Scientific Highlights from Research Division "Scientific Computing, Theory and Data" (SCD)
Saharan dust storms played havoc with weather predictions. Invertible neural networks to retrieve aerosol properties from light scattering data may help.
Andreas Wallraff talks about moving in, refrigerators and measuring the first superconducting qubit at the ETHZ-PSI Quantum Computing hub.
A research consortium has deciphered the mechanism of CCR5 receptor activation, providing insights for the development of CCR5 drug antagonists for AIDS, cancer, and inflammatory diseases.
CeRh2As2, a nonsymmorphic heavy fermion material, was recently reported to host a remarkable temperature versus z-axis magnetic-field phase diagram with two superconducting phases.

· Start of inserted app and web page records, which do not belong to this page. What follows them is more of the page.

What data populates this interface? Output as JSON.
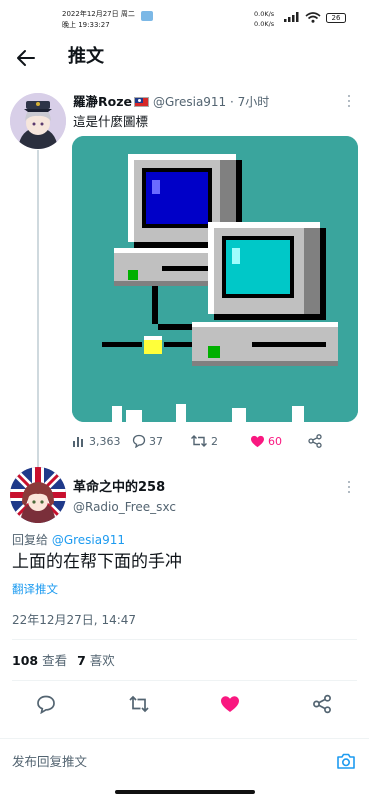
{
  "status_bar": {
    "datetime": "2022年12月27日 周二\n晚上 19:33:27",
    "net_speed": "0.0K/s\n0.0K/s",
    "battery": "26"
  },
  "header": {
    "title": "推文"
  },
  "tweet": {
    "author_name": "羅瀞Roze",
    "meta": "@Gresia911 · 7小时",
    "text": "這是什麼圖標",
    "views": "3,363",
    "replies": "37",
    "retweets": "2",
    "likes": "60"
  },
  "reply": {
    "author_name": "革命之中的258",
    "handle": "@Radio_Free_sxc",
    "replying_prefix": "回复给 ",
    "replying_to": "@Gresia911",
    "text": "上面的在帮下面的手冲",
    "translate": "翻译推文",
    "timestamp": "22年12月27日, 14:47",
    "views_count": "108",
    "views_label": "查看",
    "likes_count": "7",
    "likes_label": "喜欢"
  },
  "compose": {
    "placeholder": "发布回复推文"
  },
  "colors": {
    "accent": "#1d9bf0",
    "like": "#f91880",
    "muted": "#536471",
    "image_bg": "#3aa59d"
  }
}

In this material, the two inequivalent Ce sites per unit cell, related by inversion symmetry, introduce a sublattice structure corresponding to an extra internal degree of freedom. In this work, we propose a classification of the possible superconducting states in CeRh2As2 from the two Ce-sites' perspective.

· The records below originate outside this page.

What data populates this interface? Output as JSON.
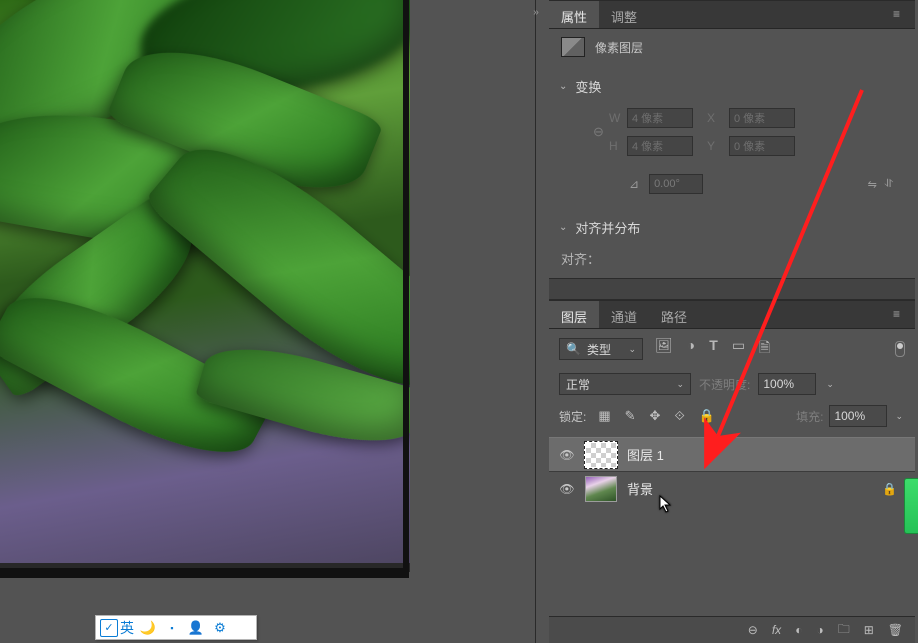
{
  "properties_panel": {
    "tabs": {
      "properties": "属性",
      "adjustments": "调整"
    },
    "layer_type_label": "像素图层",
    "transform": {
      "heading": "变换",
      "W_label": "W",
      "H_label": "H",
      "X_label": "X",
      "Y_label": "Y",
      "W_value": "4 像素",
      "H_value": "4 像素",
      "X_value": "0 像素",
      "Y_value": "0 像素",
      "angle_value": "0.00°"
    },
    "align": {
      "heading": "对齐并分布",
      "label": "对齐："
    }
  },
  "layers_panel": {
    "tabs": {
      "layers": "图层",
      "channels": "通道",
      "paths": "路径"
    },
    "filter_select": "类型",
    "blend_mode": "正常",
    "opacity_label": "不透明度:",
    "opacity_value": "100%",
    "lock_label": "锁定:",
    "fill_label": "填充:",
    "fill_value": "100%",
    "layers": [
      {
        "name": "图层 1",
        "selected": true,
        "visible": true,
        "locked": false,
        "thumb": "transparent"
      },
      {
        "name": "背景",
        "selected": false,
        "visible": true,
        "locked": true,
        "thumb": "photo"
      }
    ],
    "footer_icons": [
      "link",
      "fx",
      "mask",
      "adjust",
      "group",
      "new",
      "trash"
    ]
  },
  "ime_toolbar": {
    "lang_label": "英"
  },
  "icons": {
    "search": "🔍",
    "menu": "≡",
    "chev_down": "⌄",
    "chev_right": "›",
    "eye": "👁",
    "lock": "🔒",
    "image_type": "🖼",
    "ellipse": "◑",
    "text": "T",
    "rect": "▭",
    "smart": "🗎",
    "dot": "●",
    "angle": "⊿",
    "flip_h": "⇋",
    "flip_v": "⥯",
    "pixel_lock": "▦",
    "brush": "✎",
    "move": "✥",
    "artboard": "⟐",
    "full_lock": "🔒",
    "link": "⊖",
    "fx": "fx",
    "mask": "◐",
    "adjust": "◑",
    "group": "🗀",
    "new": "⊞",
    "trash": "🗑",
    "moon": "🌙",
    "mic": "▪",
    "person": "👤",
    "gear": "⚙",
    "ime_logo": "✓"
  }
}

In our bodies, G protein-coupled receptors mediate countless processes. PSI researcher Ramon Guixà talks about how he brings those receptor molecules to life on the computer screen.
PSI researchers have shown how faster and better defined quantum bits can be created. The central elements are magnetic atoms from the class of so-called rare-earth metals, selectively implanted into the crystal lattice of a material.
The prestigious Fellow Award “Fellow of The Combustion Institute” was allotted to Dr. Mantzaras for “Pioneering Experimental and Modeling Research in Hetero-/Homogeneous and Catalytic Combustion”. The combustion activities at LSM emphasize on non-intrusive laser-based measurements in a high-pressure optically accessible catalytic reactor, while the modeling activities encompass advanced multidimensional numerical simulations and theoretical work based on activation energy asymptotics.
With the imminent relaxation of socio-economic restrictions, it becomes vital to assess its effect on the prevalence of acute infections within the population, as rapidly as possible. Currently available monitoring instruments for the COVID-19 pandemic have an inherent time delay of about 14 days, as they rely on confirmed infections, hospitalizations, and death numbers. These methods give Reff(t) (the number of infections caused by a single infected person), but their delay is a significant disadvantage when restrictions are released. If after relaxation, Reff(t) rises above 1, one will not be able to react adequately before two weeks have passed during which time the prevalence could significantly rise. Here, we propose the use of random testing to shorten this reaction time, by obtaining direct and modeling dependent information on Reff(t). Through random testing of between 2500 and 20000 people per day, we find that over periods significantly shorter than two weeks, it becomes possible to detect a dangerous increase in Reff with reasonable confidence.
PSI researchers simulate and model large research facilities as well as experiments, for example, in the materials and biological sciences. Andreas Adelmann, head of PSI's Laboratory for Scientific Computing and Modelling, explains how they do it.